━━━━━ Provided data
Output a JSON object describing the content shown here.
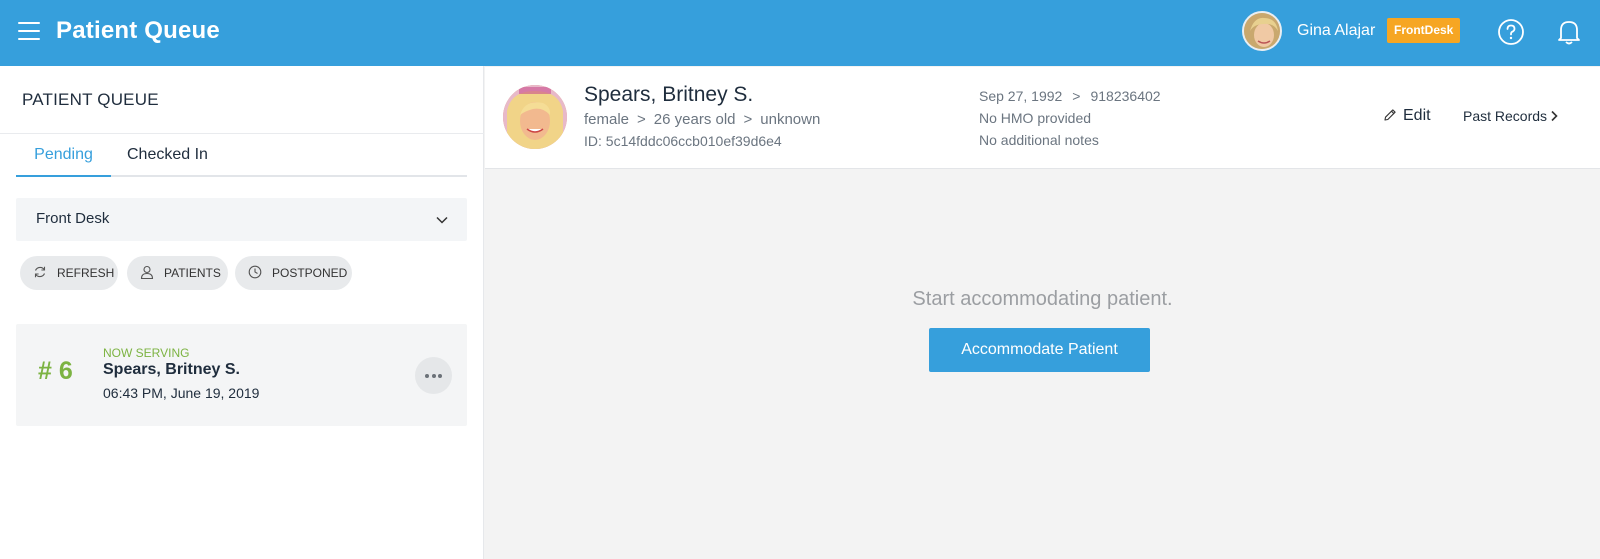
{
  "header": {
    "title": "Patient Queue",
    "user_name": "Gina Alajar",
    "role": "FrontDesk",
    "accent": "#369fdc",
    "badge_color": "#f6a623"
  },
  "sidebar": {
    "title": "PATIENT QUEUE",
    "tabs": [
      {
        "label": "Pending",
        "active": true
      },
      {
        "label": "Checked In",
        "active": false
      }
    ],
    "department": "Front Desk",
    "actions": [
      {
        "label": "REFRESH",
        "icon": "refresh-icon"
      },
      {
        "label": "PATIENTS",
        "icon": "user-icon"
      },
      {
        "label": "POSTPONED",
        "icon": "clock-icon"
      }
    ],
    "queue": [
      {
        "number": "# 6",
        "status": "NOW SERVING",
        "name": "Spears, Britney S.",
        "time": "06:43 PM, June 19, 2019"
      }
    ]
  },
  "patient": {
    "name": "Spears, Britney S.",
    "gender": "female",
    "age": "26 years old",
    "blood": "unknown",
    "id_text": "ID: 5c14fddc06ccb010ef39d6e4",
    "birthdate": "Sep 27, 1992",
    "phone": "918236402",
    "hmo": "No HMO provided",
    "notes": "No additional notes",
    "edit_label": "Edit",
    "past_label": "Past Records"
  },
  "main": {
    "empty_message": "Start accommodating patient.",
    "button_label": "Accommodate Patient"
  }
}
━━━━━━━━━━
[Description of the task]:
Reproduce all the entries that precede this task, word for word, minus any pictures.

[Response area]:
Output a JSON object describing the content shown here.
{
  "header": {
    "title": "Patient Queue",
    "user_name": "Gina Alajar",
    "role": "FrontDesk",
    "accent": "#369fdc",
    "badge_color": "#f6a623"
  },
  "sidebar": {
    "title": "PATIENT QUEUE",
    "tabs": [
      {
        "label": "Pending",
        "active": true
      },
      {
        "label": "Checked In",
        "active": false
      }
    ],
    "department": "Front Desk",
    "actions": [
      {
        "label": "REFRESH",
        "icon": "refresh-icon"
      },
      {
        "label": "PATIENTS",
        "icon": "user-icon"
      },
      {
        "label": "POSTPONED",
        "icon": "clock-icon"
      }
    ],
    "queue": [
      {
        "number": "# 6",
        "status": "NOW SERVING",
        "name": "Spears, Britney S.",
        "time": "06:43 PM, June 19, 2019"
      }
    ]
  },
  "patient": {
    "name": "Spears, Britney S.",
    "gender": "female",
    "age": "26 years old",
    "blood": "unknown",
    "id_text": "ID: 5c14fddc06ccb010ef39d6e4",
    "birthdate": "Sep 27, 1992",
    "phone": "918236402",
    "hmo": "No HMO provided",
    "notes": "No additional notes",
    "edit_label": "Edit",
    "past_label": "Past Records"
  },
  "main": {
    "empty_message": "Start accommodating patient.",
    "button_label": "Accommodate Patient"
  }
}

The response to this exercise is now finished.